Return every entry exactly as written, with the pictures removed.
*** RECORD EXCERPTS ***
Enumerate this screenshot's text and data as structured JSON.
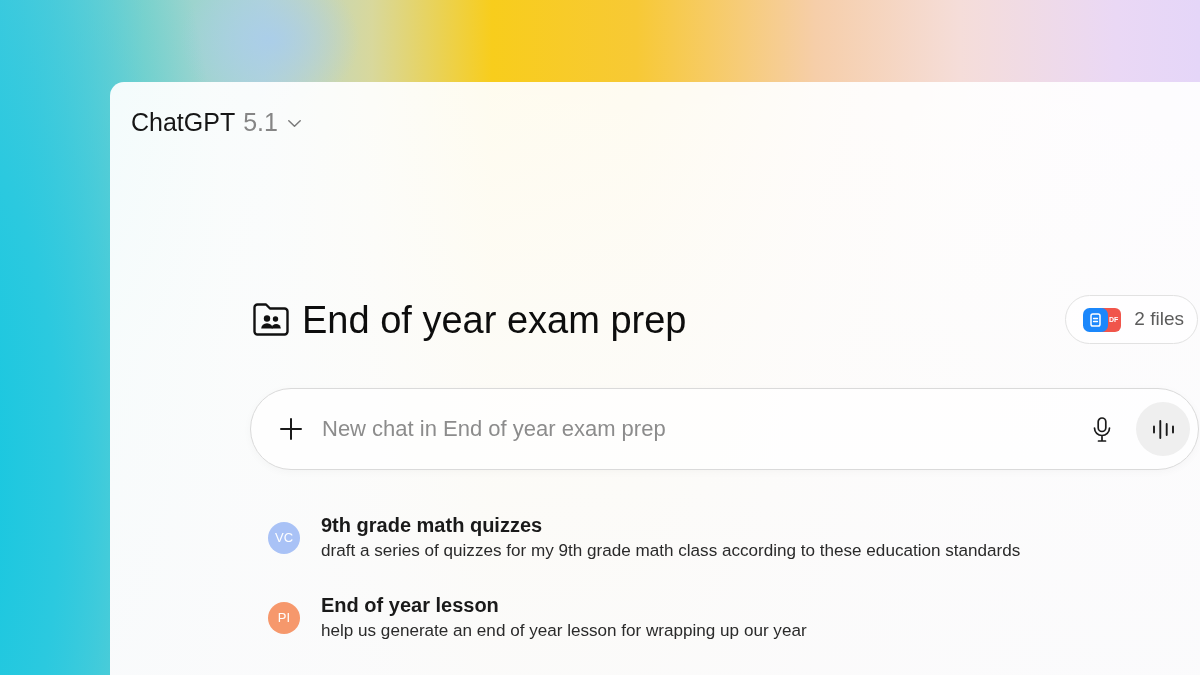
{
  "header": {
    "app_name": "ChatGPT",
    "version": "5.1"
  },
  "project": {
    "title": "End of year exam prep",
    "files": {
      "label": "2 files",
      "pdf_tag": "DF"
    }
  },
  "composer": {
    "placeholder": "New chat in End of year exam prep"
  },
  "chats": [
    {
      "initials": "VC",
      "color": "#a9c2f6",
      "title": "9th grade math quizzes",
      "snippet": "draft a series of quizzes for my 9th grade math class according to these education standards"
    },
    {
      "initials": "PI",
      "color": "#f6986c",
      "title": "End of year lesson",
      "snippet": "help us generate an end of year lesson for wrapping up our year"
    }
  ]
}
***
-- WORKED SOLUTION --
Enumerate this screenshot's text and data as structured JSON.
{
  "header": {
    "app_name": "ChatGPT",
    "version": "5.1"
  },
  "project": {
    "title": "End of year exam prep",
    "files": {
      "label": "2 files",
      "pdf_tag": "DF"
    }
  },
  "composer": {
    "placeholder": "New chat in End of year exam prep"
  },
  "chats": [
    {
      "initials": "VC",
      "color": "#a9c2f6",
      "title": "9th grade math quizzes",
      "snippet": "draft a series of quizzes for my 9th grade math class according to these education standards"
    },
    {
      "initials": "PI",
      "color": "#f6986c",
      "title": "End of year lesson",
      "snippet": "help us generate an end of year lesson for wrapping up our year"
    }
  ]
}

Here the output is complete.